- [Material supplied]:

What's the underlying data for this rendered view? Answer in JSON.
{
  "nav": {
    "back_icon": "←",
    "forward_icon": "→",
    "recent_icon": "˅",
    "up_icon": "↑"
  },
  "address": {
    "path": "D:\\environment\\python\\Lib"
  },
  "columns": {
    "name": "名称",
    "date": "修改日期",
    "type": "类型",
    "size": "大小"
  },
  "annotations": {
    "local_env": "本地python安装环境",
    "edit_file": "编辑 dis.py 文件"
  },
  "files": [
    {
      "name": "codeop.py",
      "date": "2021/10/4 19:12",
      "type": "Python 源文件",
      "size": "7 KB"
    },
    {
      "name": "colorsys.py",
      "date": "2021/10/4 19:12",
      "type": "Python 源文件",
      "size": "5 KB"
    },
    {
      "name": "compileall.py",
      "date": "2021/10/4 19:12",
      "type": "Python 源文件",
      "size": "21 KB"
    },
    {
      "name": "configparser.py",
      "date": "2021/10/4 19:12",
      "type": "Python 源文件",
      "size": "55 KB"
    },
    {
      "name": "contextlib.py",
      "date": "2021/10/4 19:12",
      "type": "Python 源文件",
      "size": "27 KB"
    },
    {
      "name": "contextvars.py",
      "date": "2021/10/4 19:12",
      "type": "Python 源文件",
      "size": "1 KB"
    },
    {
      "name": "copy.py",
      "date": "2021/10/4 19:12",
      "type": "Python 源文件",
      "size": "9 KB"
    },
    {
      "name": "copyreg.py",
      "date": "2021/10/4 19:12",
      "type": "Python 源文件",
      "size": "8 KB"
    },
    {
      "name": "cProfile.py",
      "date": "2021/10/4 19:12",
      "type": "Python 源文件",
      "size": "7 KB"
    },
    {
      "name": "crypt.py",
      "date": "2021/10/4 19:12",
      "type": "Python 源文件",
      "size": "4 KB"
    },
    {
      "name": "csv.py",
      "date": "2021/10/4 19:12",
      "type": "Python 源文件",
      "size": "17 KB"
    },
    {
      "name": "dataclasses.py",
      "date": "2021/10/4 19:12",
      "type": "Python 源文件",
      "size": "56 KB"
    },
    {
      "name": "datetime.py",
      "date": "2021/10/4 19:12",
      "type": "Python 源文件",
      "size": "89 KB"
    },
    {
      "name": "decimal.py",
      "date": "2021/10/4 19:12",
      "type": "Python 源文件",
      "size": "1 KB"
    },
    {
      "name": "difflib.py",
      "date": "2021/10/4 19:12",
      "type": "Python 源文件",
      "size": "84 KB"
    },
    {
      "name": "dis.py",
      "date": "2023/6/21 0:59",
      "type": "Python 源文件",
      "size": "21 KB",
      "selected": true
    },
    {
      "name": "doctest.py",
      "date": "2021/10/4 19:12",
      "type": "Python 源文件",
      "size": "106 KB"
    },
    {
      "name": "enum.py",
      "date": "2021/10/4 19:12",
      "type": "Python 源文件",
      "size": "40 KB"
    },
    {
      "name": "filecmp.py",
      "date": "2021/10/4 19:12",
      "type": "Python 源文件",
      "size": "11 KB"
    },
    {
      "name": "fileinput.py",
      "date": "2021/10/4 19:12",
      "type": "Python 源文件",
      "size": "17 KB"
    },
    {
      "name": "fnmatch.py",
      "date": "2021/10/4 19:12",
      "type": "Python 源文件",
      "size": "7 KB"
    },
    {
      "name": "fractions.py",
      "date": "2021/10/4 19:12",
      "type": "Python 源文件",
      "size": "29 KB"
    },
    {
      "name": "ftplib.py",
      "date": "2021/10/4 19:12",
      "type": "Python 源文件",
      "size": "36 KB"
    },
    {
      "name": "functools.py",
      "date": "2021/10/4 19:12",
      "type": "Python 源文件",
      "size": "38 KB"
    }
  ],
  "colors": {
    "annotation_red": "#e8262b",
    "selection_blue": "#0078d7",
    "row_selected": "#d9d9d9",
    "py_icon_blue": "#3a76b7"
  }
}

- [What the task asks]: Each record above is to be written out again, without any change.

- [Result for this exercise]:
What's the underlying data for this rendered view? Answer in JSON.
{
  "nav": {
    "back_icon": "←",
    "forward_icon": "→",
    "recent_icon": "˅",
    "up_icon": "↑"
  },
  "address": {
    "path": "D:\\environment\\python\\Lib"
  },
  "columns": {
    "name": "名称",
    "date": "修改日期",
    "type": "类型",
    "size": "大小"
  },
  "annotations": {
    "local_env": "本地python安装环境",
    "edit_file": "编辑 dis.py 文件"
  },
  "files": [
    {
      "name": "codeop.py",
      "date": "2021/10/4 19:12",
      "type": "Python 源文件",
      "size": "7 KB"
    },
    {
      "name": "colorsys.py",
      "date": "2021/10/4 19:12",
      "type": "Python 源文件",
      "size": "5 KB"
    },
    {
      "name": "compileall.py",
      "date": "2021/10/4 19:12",
      "type": "Python 源文件",
      "size": "21 KB"
    },
    {
      "name": "configparser.py",
      "date": "2021/10/4 19:12",
      "type": "Python 源文件",
      "size": "55 KB"
    },
    {
      "name": "contextlib.py",
      "date": "2021/10/4 19:12",
      "type": "Python 源文件",
      "size": "27 KB"
    },
    {
      "name": "contextvars.py",
      "date": "2021/10/4 19:12",
      "type": "Python 源文件",
      "size": "1 KB"
    },
    {
      "name": "copy.py",
      "date": "2021/10/4 19:12",
      "type": "Python 源文件",
      "size": "9 KB"
    },
    {
      "name": "copyreg.py",
      "date": "2021/10/4 19:12",
      "type": "Python 源文件",
      "size": "8 KB"
    },
    {
      "name": "cProfile.py",
      "date": "2021/10/4 19:12",
      "type": "Python 源文件",
      "size": "7 KB"
    },
    {
      "name": "crypt.py",
      "date": "2021/10/4 19:12",
      "type": "Python 源文件",
      "size": "4 KB"
    },
    {
      "name": "csv.py",
      "date": "2021/10/4 19:12",
      "type": "Python 源文件",
      "size": "17 KB"
    },
    {
      "name": "dataclasses.py",
      "date": "2021/10/4 19:12",
      "type": "Python 源文件",
      "size": "56 KB"
    },
    {
      "name": "datetime.py",
      "date": "2021/10/4 19:12",
      "type": "Python 源文件",
      "size": "89 KB"
    },
    {
      "name": "decimal.py",
      "date": "2021/10/4 19:12",
      "type": "Python 源文件",
      "size": "1 KB"
    },
    {
      "name": "difflib.py",
      "date": "2021/10/4 19:12",
      "type": "Python 源文件",
      "size": "84 KB"
    },
    {
      "name": "dis.py",
      "date": "2023/6/21 0:59",
      "type": "Python 源文件",
      "size": "21 KB",
      "selected": true
    },
    {
      "name": "doctest.py",
      "date": "2021/10/4 19:12",
      "type": "Python 源文件",
      "size": "106 KB"
    },
    {
      "name": "enum.py",
      "date": "2021/10/4 19:12",
      "type": "Python 源文件",
      "size": "40 KB"
    },
    {
      "name": "filecmp.py",
      "date": "2021/10/4 19:12",
      "type": "Python 源文件",
      "size": "11 KB"
    },
    {
      "name": "fileinput.py",
      "date": "2021/10/4 19:12",
      "type": "Python 源文件",
      "size": "17 KB"
    },
    {
      "name": "fnmatch.py",
      "date": "2021/10/4 19:12",
      "type": "Python 源文件",
      "size": "7 KB"
    },
    {
      "name": "fractions.py",
      "date": "2021/10/4 19:12",
      "type": "Python 源文件",
      "size": "29 KB"
    },
    {
      "name": "ftplib.py",
      "date": "2021/10/4 19:12",
      "type": "Python 源文件",
      "size": "36 KB"
    },
    {
      "name": "functools.py",
      "date": "2021/10/4 19:12",
      "type": "Python 源文件",
      "size": "38 KB"
    }
  ],
  "colors": {
    "annotation_red": "#e8262b",
    "selection_blue": "#0078d7",
    "row_selected": "#d9d9d9",
    "py_icon_blue": "#3a76b7"
  }
}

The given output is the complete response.